There’s a lot of emailing back and forth so you build a good rapport with them. By the time, they come here you feel like you know them. It’s about giving personal service and that’s what I enjoy, especially when people come to me not knowing the destination. I have several questions that I ask and one of them concerns their budget, which you really have to ask because you could end up wasting your time and theirs quoting resorts that are way over their limit. You have to try and get to know your client, and find out what is important to them in terms of the style of the resort they are looking for. Everybody is different and what is important to one client may not be important to another. What one client may like may not be what another client likes.
Also, you really have to explain things to people, especially those who have never visited the Maldives before. They may not really understand that it really is a country made up of islands and that seaplanes cannot operate at night. My experience as an overseas rep has really helped me as I often had to deal with unhappy clients because a travel agent had ‘miss –sold’ them a hotel or promised them something that they shouldn’t have done.
I strongly believe that we have some excellent local travel agents in the Maldives who are far more knowledgeable about the destination than many of the Big International Tour Operators and we are more passionate about the destination.
What changes have you observed in the Maldivian market?

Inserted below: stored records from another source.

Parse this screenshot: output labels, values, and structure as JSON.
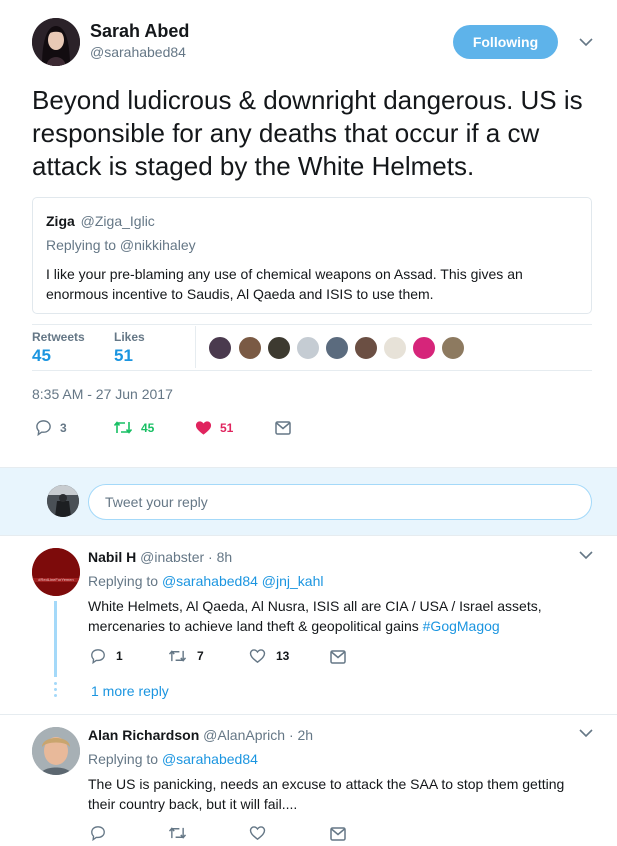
{
  "tweet": {
    "author_name": "Sarah Abed",
    "author_handle": "@sarahabed84",
    "follow_label": "Following",
    "text": "Beyond ludicrous & downright dangerous. US is responsible for any deaths that occur if a cw attack is staged by the White Helmets.",
    "quote": {
      "name": "Ziga",
      "handle": "@Ziga_Iglic",
      "replying_to": "Replying to @nikkihaley",
      "text": "I like your pre-blaming any use of chemical weapons on Assad. This gives an enormous incentive to Saudis, Al Qaeda and ISIS to use them."
    },
    "retweets_label": "Retweets",
    "retweets_count": "45",
    "likes_label": "Likes",
    "likes_count": "51",
    "timestamp": "8:35 AM - 27 Jun 2017",
    "actions": {
      "reply_count": "3",
      "retweet_count": "45",
      "like_count": "51"
    }
  },
  "reply_box": {
    "placeholder": "Tweet your reply"
  },
  "replies": [
    {
      "name": "Nabil H",
      "handle": "@inabster",
      "time": "· 8h",
      "replying_prefix": "Replying to",
      "replying_to": "@sarahabed84 @jnj_kahl",
      "text": "White Helmets, Al Qaeda, Al Nusra, ISIS all are CIA / USA / Israel assets, mercenaries to achieve land theft & geopolitical gains",
      "hashtag": "#GogMagog",
      "reply_count": "1",
      "retweet_count": "7",
      "like_count": "13",
      "more_replies": "1 more reply"
    },
    {
      "name": "Alan Richardson",
      "handle": "@AlanAprich",
      "time": "· 2h",
      "replying_prefix": "Replying to",
      "replying_to": "@sarahabed84",
      "text": "The US is panicking, needs an excuse to attack the SAA to stop them getting their country back, but it will fail...."
    }
  ],
  "colors": {
    "accent": "#1b95e0",
    "retweet_green": "#17bf63",
    "like_red": "#e0245e",
    "follow_button": "#5eb3ea",
    "reply_area_bg": "#e8f5fd"
  },
  "icons": [
    "chevron-down-icon",
    "reply-icon",
    "retweet-icon",
    "heart-icon",
    "message-icon"
  ]
}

In the early to mid-2000s, there were quite a number of chartered flights coming in from Europe and now we’ve really lost the mid-market segment, most of the charters are being diverted to long haul destinations such as Mauritius, Thailand, and the Caribbean. There are some fantastic luxury resorts but I think now it is time to have more middle range resorts and do something to encourage the charter flights to come back. I would like to personally see Addu developed as it offers some history and culture, which is something different.
You recently received the Destination Expert 2015 for Luxury Travel Guide, could you tell us a bit about that? Why do you think they chose you?
I was really quite surprised. I did an article for them, a question and answer spread that they asked me to do, about the Maldives. They said they wanted to do some more articles on the Maldives and I suggested doing a series based on different themes: honeymoon, family, and luxury resorts, all-inclusive and so on. During the course of putting this all together, I was informed by my contact from the publishing company of the guide that he had nominated me for the award. He said he didn’t have any influence on the decision as the judges were independent individuals from the hospitality and tourism industry. I really didn’t think I would stand a chance of winning but I felt honoured just to be nominated so when I won I was really over the moon and very proud.
What would you attribute your success to? In a field dominated by men, what does it take for a woman to succeed?
I’d say it’s my work ethic. It’s not really a job so much as a way of life. You really have to love the work that you do if you’re in this line of business. I start at 5am some mornings and work until 10pm. Clients often express their surprise at how quickly I respond, not matter what time of the day or night it is.
When my siblings and I were growing up my dad would say ‘that nothing’s handed to you on a plate, you have to work hard for it’. Growing up in the UK, when you’re in your teens you’re encouraged to get a weekend Job so that you start to learn the value of money and the importance of working hard.
I also had an excellent boss here, Annie Watling. She was the best boss I’d ever had. She taught me how to manage myself, how to manage people, how to be a leader. She was such a strong lady, and so passionate about the destination. I learnt a lot from her and very proud to have had her in my life.
You’ve got to work hard if you want to succeed. There’s no point blaming anyone else for your failures if you, yourself do not work hard and show commitment to your work. I would not expect anyone working for me to do something I would not be prepared to do myself.